You may have heard that New Yorkers may be subject to an estate tax depending on the value of their estate when they die. You may also have heard some buzz about recent changes to New York’s estate tax law that sounds favorable to New Yorkers…favorable meaning less tax owed.
What is an estate tax? An estate tax is a tax on the transfer of assets after you die based upon the value of those assets. An estate tax is separate and distinct from income tax. It is, in a sense, a transfer tax. An estate tax will likely include some property on which you have already paid income tax. Moreover, an estate tax is assessed against you (or more accurately, your estate) once you are no longer with us.
Continue reading “New York’s Recent Estate Tax Law Changes – What is Estate Tax Anyway?”

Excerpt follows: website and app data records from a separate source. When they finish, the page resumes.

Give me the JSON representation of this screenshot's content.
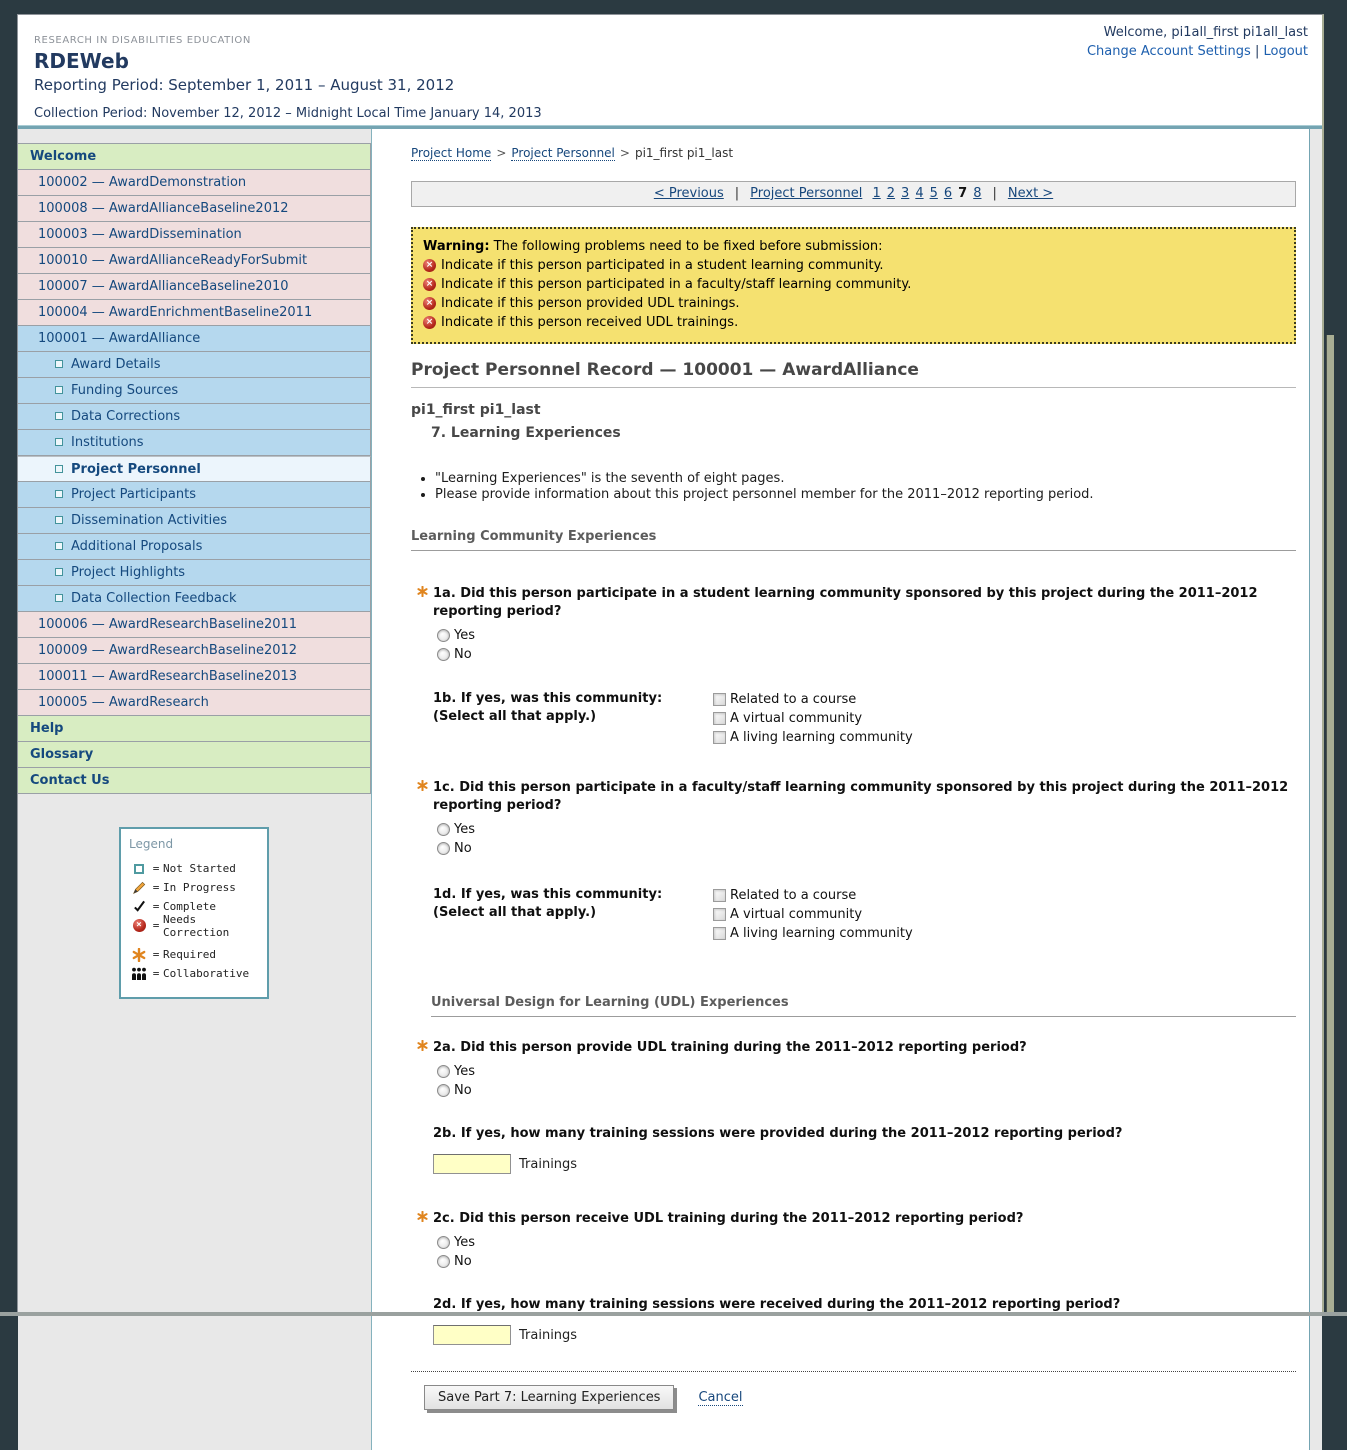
{
  "header": {
    "eyebrow": "RESEARCH IN DISABILITIES EDUCATION",
    "title": "RDEWeb",
    "reporting_period": "Reporting Period: September 1, 2011 – August 31, 2012",
    "collection_period": "Collection Period: November 12, 2012 – Midnight Local Time January 14, 2013",
    "welcome": "Welcome, pi1all_first pi1all_last",
    "account_settings_label": "Change Account Settings",
    "link_separator": "|",
    "logout_label": "Logout"
  },
  "sidebar": {
    "items": [
      {
        "label": "Welcome",
        "type": "header"
      },
      {
        "label": "100002 — AwardDemonstration",
        "type": "award"
      },
      {
        "label": "100008 — AwardAllianceBaseline2012",
        "type": "award"
      },
      {
        "label": "100003 — AwardDissemination",
        "type": "award"
      },
      {
        "label": "100010 — AwardAllianceReadyForSubmit",
        "type": "award"
      },
      {
        "label": "100007 — AwardAllianceBaseline2010",
        "type": "award"
      },
      {
        "label": "100004 — AwardEnrichmentBaseline2011",
        "type": "award"
      },
      {
        "label": "100001 — AwardAlliance",
        "type": "award-open"
      },
      {
        "label": "Award Details",
        "type": "sub"
      },
      {
        "label": "Funding Sources",
        "type": "sub"
      },
      {
        "label": "Data Corrections",
        "type": "sub"
      },
      {
        "label": "Institutions",
        "type": "sub"
      },
      {
        "label": "Project Personnel",
        "type": "sub-selected"
      },
      {
        "label": "Project Participants",
        "type": "sub"
      },
      {
        "label": "Dissemination Activities",
        "type": "sub"
      },
      {
        "label": "Additional Proposals",
        "type": "sub"
      },
      {
        "label": "Project Highlights",
        "type": "sub"
      },
      {
        "label": "Data Collection Feedback",
        "type": "sub"
      },
      {
        "label": "100006 — AwardResearchBaseline2011",
        "type": "award"
      },
      {
        "label": "100009 — AwardResearchBaseline2012",
        "type": "award"
      },
      {
        "label": "100011 — AwardResearchBaseline2013",
        "type": "award"
      },
      {
        "label": "100005 — AwardResearch",
        "type": "award"
      },
      {
        "label": "Help",
        "type": "header"
      },
      {
        "label": "Glossary",
        "type": "header"
      },
      {
        "label": "Contact Us",
        "type": "header"
      }
    ],
    "legend": {
      "title": "Legend",
      "equals": "=",
      "items": [
        {
          "icon": "not-started-icon",
          "label": "Not Started"
        },
        {
          "icon": "pencil-icon",
          "label": "In Progress"
        },
        {
          "icon": "check-icon",
          "label": "Complete"
        },
        {
          "icon": "needs-correction-icon",
          "label": "Needs Correction"
        },
        {
          "icon": "required-asterisk-icon",
          "label": "Required"
        },
        {
          "icon": "collaborative-people-icon",
          "label": "Collaborative"
        }
      ]
    }
  },
  "breadcrumb": {
    "links": [
      "Project Home",
      "Project Personnel"
    ],
    "separator": ">",
    "current": "pi1_first pi1_last"
  },
  "pagination": {
    "previous_label": "< Previous",
    "separator": "|",
    "section_label": "Project Personnel",
    "pages": [
      "1",
      "2",
      "3",
      "4",
      "5",
      "6",
      "7",
      "8"
    ],
    "current_page": "7",
    "next_label": "Next >"
  },
  "warning": {
    "title": "Warning:",
    "intro": " The following problems need to be fixed before submission:",
    "error_icon": "error-x-icon",
    "items": [
      "Indicate if this person participated in a student learning community.",
      "Indicate if this person participated in a faculty/staff learning community.",
      "Indicate if this person provided UDL trainings.",
      "Indicate if this person received UDL trainings."
    ]
  },
  "record": {
    "title": "Project Personnel Record — 100001 — AwardAlliance",
    "person": "pi1_first pi1_last",
    "part_title": "7. Learning Experiences",
    "notes": [
      "\"Learning Experiences\" is the seventh of eight pages.",
      "Please provide information about this project personnel member for the 2011–2012 reporting period."
    ]
  },
  "section1_title": "Learning Community Experiences",
  "section2_title": "Universal Design for Learning (UDL) Experiences",
  "q1a": {
    "label": "1a. Did this person participate in a student learning community sponsored by this project during the 2011–2012 reporting period?",
    "options": [
      "Yes",
      "No"
    ]
  },
  "q1b": {
    "label1": "1b. If yes, was this community:",
    "label2": "(Select all that apply.)",
    "options": [
      "Related to a course",
      "A virtual community",
      "A living learning community"
    ]
  },
  "q1c": {
    "label": "1c. Did this person participate in a faculty/staff learning community sponsored by this project during the 2011–2012 reporting period?",
    "options": [
      "Yes",
      "No"
    ]
  },
  "q1d": {
    "label1": "1d. If yes, was this community:",
    "label2": "(Select all that apply.)",
    "options": [
      "Related to a course",
      "A virtual community",
      "A living learning community"
    ]
  },
  "q2a": {
    "label": "2a. Did this person provide UDL training during the 2011–2012 reporting period?",
    "options": [
      "Yes",
      "No"
    ]
  },
  "q2b": {
    "label": "2b. If yes, how many training sessions were provided during the 2011–2012 reporting period?",
    "value": "",
    "unit": "Trainings"
  },
  "q2c": {
    "label": "2c. Did this person receive UDL training during the 2011–2012 reporting period?",
    "options": [
      "Yes",
      "No"
    ]
  },
  "q2d": {
    "label": "2d. If yes, how many training sessions were received during the 2011–2012 reporting period?",
    "value": "",
    "unit": "Trainings"
  },
  "footer": {
    "save_label": "Save Part 7: Learning Experiences",
    "cancel_label": "Cancel"
  },
  "colors": {
    "frame": "#2b3a41",
    "accent_teal": "#74a4b2",
    "nav_green": "#d8edc2",
    "nav_pink": "#f0dede",
    "nav_blue": "#b5d8ee",
    "nav_selected": "#ecf5fc",
    "link": "#17477c",
    "link_light": "#1d5fae",
    "warning_bg": "#f5e170",
    "error_red": "#b5281c",
    "required_orange": "#e0851f",
    "input_bg": "#ffffc6",
    "scrollbar_thumb": "#a9ae94"
  }
}
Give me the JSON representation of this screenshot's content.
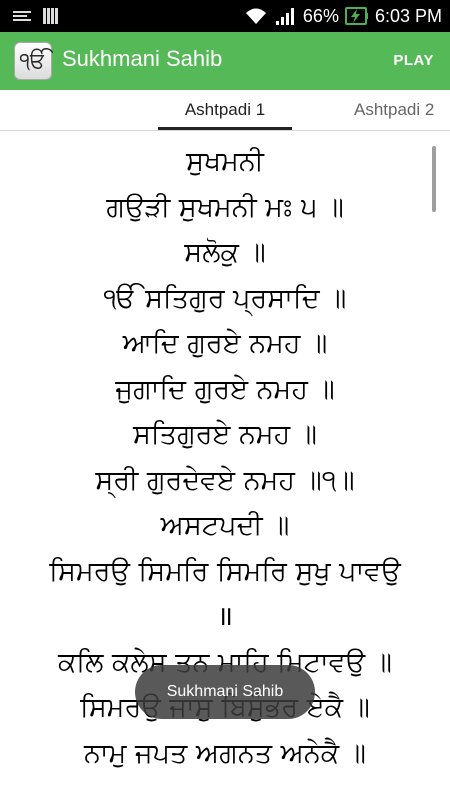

Countless individuals make gifts to charity every year not only to support their favorite philanthropic causes but to also take advantage of tax savings in the form of a deduction on their 1040 income tax return. As you may be well aware from conversations with your accountant or tax preparer, there is no similar income tax deduction for gifting to one’s children and loved ones. However, there are potential estate tax benefits for making such gifts that you may want to consider.
What is the “Gift Tax” Anyway?
Any direct or indirect transfer to an individual where full consideration (measured in money or money’s worth) is not received in return is considered a gift. All gifts are “taxable” unless they fall within one of the exceptions discussed below.
Continue reading “Save Your Estate Some Taxes: Start Gifting Now”